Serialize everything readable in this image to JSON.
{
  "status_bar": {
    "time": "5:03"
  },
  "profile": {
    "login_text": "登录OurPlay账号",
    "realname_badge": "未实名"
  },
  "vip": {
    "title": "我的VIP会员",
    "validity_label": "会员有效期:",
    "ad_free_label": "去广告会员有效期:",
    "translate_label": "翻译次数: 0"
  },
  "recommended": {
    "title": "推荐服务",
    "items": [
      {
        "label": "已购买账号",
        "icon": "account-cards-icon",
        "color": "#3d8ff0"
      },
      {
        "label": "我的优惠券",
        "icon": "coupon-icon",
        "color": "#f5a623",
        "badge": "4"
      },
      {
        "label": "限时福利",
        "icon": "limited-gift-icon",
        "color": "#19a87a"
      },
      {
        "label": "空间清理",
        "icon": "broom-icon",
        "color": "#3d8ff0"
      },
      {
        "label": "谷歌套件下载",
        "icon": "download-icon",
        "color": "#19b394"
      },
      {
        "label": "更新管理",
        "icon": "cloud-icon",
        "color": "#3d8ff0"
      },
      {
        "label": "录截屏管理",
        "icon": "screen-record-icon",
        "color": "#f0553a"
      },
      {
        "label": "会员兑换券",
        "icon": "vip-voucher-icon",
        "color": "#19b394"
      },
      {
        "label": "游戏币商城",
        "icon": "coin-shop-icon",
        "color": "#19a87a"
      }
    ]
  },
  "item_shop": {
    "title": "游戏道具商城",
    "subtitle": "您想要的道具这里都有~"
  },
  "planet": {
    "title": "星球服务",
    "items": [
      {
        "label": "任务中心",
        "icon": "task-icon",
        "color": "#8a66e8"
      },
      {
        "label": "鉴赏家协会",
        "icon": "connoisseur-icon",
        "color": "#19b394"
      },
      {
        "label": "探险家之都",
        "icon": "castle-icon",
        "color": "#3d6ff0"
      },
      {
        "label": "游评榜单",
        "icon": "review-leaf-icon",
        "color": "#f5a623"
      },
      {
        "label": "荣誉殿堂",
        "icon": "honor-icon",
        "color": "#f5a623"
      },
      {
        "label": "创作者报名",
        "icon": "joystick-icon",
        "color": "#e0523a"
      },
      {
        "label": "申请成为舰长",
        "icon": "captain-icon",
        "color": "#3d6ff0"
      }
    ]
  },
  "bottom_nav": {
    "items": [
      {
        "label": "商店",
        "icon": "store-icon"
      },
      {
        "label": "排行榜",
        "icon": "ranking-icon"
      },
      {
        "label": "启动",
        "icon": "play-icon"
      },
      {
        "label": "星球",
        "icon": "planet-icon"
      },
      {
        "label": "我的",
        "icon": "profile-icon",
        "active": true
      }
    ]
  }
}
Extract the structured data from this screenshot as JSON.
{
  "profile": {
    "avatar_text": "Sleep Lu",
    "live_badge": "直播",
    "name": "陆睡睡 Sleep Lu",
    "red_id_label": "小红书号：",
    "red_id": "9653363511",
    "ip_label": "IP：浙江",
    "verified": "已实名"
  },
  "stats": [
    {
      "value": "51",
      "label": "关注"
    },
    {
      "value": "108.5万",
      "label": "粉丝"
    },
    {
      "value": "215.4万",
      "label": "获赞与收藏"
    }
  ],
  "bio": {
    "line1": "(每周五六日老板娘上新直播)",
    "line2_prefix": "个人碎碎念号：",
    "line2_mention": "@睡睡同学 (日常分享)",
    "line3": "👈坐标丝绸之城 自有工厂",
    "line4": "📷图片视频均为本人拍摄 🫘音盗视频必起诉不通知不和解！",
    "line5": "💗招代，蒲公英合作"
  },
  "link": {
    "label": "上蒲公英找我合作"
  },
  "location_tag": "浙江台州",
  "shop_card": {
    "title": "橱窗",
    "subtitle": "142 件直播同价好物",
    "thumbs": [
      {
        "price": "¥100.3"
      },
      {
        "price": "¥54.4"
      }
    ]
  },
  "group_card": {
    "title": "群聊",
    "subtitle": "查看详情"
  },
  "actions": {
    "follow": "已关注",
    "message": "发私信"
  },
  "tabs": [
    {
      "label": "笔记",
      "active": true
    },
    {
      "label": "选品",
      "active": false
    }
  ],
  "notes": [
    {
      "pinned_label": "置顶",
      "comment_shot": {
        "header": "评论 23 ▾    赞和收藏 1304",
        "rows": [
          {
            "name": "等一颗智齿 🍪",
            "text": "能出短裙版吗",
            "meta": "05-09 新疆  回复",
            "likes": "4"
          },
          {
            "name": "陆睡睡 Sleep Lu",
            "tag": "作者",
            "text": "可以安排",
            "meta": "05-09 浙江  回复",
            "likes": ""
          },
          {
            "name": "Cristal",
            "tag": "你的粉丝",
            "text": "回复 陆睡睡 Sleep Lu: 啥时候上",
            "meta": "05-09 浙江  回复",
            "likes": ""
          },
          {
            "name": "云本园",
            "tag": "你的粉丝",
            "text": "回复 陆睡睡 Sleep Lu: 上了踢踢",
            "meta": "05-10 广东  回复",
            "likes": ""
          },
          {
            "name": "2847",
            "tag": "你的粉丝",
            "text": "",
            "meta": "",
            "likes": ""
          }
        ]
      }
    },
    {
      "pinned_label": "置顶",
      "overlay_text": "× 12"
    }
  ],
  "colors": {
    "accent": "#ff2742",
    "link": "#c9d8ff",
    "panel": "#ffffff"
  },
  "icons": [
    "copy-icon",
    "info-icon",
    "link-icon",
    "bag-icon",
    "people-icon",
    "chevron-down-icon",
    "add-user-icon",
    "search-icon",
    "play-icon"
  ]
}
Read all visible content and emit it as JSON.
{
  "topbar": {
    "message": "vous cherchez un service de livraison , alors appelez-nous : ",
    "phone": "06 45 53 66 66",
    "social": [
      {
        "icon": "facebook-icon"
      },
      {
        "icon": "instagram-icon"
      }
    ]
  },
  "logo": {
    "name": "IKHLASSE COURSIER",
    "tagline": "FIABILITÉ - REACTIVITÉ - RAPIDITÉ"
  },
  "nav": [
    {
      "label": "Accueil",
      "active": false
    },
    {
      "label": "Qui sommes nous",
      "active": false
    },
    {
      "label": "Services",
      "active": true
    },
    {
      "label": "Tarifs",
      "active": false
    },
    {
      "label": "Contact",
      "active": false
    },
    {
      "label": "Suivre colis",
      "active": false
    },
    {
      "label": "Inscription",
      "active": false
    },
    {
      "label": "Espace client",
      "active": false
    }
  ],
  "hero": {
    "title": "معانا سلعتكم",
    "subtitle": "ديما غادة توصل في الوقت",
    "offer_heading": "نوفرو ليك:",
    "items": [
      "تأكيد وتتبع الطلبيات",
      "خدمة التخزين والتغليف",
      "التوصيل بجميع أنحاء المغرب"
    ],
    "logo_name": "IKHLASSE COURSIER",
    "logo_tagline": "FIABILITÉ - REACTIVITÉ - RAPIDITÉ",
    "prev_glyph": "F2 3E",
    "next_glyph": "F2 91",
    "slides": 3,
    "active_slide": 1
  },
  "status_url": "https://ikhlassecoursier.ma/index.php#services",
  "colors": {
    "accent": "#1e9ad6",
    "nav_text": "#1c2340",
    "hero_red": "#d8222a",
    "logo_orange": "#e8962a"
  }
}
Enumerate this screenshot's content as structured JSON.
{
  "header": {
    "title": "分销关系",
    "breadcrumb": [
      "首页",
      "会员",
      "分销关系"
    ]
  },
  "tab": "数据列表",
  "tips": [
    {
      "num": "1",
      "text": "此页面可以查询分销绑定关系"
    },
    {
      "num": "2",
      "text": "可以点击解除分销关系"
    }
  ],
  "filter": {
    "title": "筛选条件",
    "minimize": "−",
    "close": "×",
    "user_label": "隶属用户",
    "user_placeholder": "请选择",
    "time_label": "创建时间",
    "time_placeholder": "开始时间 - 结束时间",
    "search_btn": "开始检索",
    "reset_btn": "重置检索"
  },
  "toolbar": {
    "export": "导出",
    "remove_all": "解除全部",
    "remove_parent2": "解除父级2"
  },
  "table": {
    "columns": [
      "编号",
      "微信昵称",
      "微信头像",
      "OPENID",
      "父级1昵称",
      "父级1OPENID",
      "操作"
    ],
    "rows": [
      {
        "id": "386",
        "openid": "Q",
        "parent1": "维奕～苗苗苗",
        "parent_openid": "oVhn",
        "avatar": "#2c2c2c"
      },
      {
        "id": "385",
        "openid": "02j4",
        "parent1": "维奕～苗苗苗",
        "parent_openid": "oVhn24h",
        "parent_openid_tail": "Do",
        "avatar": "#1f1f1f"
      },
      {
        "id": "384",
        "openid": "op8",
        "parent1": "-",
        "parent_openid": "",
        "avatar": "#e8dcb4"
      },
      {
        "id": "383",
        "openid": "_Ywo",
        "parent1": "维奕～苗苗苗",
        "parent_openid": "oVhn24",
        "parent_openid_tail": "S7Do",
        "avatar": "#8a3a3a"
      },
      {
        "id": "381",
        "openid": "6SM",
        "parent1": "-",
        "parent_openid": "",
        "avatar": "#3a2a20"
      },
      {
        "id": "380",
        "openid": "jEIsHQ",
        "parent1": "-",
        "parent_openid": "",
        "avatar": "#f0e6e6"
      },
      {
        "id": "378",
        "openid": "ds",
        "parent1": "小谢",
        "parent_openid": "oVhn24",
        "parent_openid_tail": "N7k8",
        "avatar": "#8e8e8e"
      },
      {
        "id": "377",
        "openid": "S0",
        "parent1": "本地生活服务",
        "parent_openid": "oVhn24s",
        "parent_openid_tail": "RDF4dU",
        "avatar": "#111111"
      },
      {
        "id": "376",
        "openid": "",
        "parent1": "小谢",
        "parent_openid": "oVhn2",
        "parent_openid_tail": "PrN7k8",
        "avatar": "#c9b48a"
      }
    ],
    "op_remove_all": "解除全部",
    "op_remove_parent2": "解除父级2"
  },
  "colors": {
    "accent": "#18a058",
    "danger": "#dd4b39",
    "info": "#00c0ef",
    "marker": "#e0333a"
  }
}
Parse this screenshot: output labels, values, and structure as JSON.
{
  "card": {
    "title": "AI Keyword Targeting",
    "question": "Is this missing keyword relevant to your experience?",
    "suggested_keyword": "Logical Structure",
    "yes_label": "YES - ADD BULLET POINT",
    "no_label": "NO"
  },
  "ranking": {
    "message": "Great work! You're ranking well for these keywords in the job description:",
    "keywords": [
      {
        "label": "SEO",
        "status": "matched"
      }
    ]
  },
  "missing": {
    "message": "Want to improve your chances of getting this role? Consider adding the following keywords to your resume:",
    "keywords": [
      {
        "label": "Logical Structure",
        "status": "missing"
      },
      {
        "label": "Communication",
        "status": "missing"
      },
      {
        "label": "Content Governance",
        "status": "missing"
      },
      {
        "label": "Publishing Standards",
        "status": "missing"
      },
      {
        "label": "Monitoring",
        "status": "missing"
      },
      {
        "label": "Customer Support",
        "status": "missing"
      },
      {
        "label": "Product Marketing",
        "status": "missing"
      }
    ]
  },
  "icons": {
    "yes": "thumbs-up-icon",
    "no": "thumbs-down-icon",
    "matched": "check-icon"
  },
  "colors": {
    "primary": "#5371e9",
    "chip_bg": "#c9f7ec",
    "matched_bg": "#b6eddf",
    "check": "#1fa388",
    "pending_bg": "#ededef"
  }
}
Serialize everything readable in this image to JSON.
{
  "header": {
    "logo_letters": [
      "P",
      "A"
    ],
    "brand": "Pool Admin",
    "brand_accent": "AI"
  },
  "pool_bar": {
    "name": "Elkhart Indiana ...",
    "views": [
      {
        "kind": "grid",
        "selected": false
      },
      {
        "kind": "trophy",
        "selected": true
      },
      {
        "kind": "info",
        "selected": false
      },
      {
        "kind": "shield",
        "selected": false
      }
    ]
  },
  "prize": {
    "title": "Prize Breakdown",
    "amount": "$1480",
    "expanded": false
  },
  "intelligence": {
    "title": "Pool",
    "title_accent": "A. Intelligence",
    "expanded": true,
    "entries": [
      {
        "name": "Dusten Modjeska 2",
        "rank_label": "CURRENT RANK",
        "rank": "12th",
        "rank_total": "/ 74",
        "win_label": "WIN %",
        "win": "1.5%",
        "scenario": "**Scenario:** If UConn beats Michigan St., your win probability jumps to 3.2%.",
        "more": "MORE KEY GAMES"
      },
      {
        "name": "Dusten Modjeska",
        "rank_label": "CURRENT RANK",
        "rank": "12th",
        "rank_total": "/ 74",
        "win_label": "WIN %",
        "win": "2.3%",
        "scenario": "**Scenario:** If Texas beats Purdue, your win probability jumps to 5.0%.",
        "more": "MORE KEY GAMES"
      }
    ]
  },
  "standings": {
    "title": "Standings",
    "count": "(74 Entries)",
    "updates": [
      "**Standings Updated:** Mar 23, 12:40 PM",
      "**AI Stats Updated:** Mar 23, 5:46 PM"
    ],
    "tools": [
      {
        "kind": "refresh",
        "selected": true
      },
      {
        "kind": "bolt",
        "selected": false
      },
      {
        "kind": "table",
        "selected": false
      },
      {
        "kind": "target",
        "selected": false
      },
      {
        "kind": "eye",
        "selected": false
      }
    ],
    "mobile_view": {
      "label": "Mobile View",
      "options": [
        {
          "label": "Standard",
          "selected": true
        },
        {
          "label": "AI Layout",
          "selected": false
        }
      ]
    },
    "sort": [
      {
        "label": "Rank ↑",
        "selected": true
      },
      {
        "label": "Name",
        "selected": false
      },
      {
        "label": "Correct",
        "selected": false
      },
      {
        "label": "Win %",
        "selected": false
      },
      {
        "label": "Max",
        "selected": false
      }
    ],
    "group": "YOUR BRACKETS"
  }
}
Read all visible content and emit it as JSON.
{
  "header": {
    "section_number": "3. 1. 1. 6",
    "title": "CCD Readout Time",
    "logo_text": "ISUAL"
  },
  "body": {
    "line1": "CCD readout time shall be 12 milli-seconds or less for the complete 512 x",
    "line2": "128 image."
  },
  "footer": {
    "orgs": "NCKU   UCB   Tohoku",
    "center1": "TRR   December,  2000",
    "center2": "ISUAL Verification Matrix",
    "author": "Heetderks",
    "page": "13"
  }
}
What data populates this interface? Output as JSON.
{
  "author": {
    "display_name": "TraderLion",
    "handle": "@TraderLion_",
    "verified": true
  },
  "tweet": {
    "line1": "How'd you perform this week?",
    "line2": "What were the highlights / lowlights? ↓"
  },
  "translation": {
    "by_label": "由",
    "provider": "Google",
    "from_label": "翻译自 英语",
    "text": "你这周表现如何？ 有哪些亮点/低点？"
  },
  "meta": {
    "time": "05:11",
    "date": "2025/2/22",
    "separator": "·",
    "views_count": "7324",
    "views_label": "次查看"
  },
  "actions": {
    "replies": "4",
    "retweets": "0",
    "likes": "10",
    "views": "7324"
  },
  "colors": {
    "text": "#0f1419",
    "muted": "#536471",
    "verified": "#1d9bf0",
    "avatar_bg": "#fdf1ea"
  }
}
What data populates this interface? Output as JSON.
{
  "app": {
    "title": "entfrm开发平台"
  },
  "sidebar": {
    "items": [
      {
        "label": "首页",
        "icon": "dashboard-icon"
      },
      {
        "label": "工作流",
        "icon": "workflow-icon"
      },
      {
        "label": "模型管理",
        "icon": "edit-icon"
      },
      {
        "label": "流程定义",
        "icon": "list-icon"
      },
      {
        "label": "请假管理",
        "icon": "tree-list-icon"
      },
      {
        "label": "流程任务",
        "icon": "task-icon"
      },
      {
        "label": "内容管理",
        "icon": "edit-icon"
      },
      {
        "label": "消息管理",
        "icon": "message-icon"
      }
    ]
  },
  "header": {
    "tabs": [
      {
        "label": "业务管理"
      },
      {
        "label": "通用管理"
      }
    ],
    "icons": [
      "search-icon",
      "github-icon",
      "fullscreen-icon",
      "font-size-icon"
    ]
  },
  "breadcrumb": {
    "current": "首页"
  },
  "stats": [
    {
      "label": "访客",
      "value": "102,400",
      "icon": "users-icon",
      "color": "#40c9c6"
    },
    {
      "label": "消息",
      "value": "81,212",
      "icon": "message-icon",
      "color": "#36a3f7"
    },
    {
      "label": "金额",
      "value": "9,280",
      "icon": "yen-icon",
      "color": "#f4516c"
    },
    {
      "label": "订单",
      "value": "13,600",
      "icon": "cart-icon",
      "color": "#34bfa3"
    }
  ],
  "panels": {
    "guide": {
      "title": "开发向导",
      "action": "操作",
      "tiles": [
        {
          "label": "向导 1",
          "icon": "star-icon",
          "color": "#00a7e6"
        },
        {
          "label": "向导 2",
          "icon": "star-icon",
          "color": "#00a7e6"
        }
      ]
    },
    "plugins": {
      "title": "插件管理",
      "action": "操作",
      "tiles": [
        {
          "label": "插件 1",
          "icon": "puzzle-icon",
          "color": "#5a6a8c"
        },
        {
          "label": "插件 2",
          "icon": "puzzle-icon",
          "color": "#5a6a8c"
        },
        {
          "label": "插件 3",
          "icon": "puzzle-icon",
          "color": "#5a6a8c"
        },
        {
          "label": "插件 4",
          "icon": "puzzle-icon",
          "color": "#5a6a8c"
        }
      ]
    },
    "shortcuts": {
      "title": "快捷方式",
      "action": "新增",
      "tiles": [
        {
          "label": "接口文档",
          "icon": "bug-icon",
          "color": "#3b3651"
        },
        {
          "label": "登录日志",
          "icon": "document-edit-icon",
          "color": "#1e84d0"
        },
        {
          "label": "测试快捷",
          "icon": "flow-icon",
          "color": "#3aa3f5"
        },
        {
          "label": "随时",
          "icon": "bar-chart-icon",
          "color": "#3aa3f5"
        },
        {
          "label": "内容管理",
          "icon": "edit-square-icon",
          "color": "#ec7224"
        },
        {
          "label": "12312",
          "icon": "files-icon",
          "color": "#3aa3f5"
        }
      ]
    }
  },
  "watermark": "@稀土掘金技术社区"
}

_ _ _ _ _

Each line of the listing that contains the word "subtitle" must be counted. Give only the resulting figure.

• Answer space: 4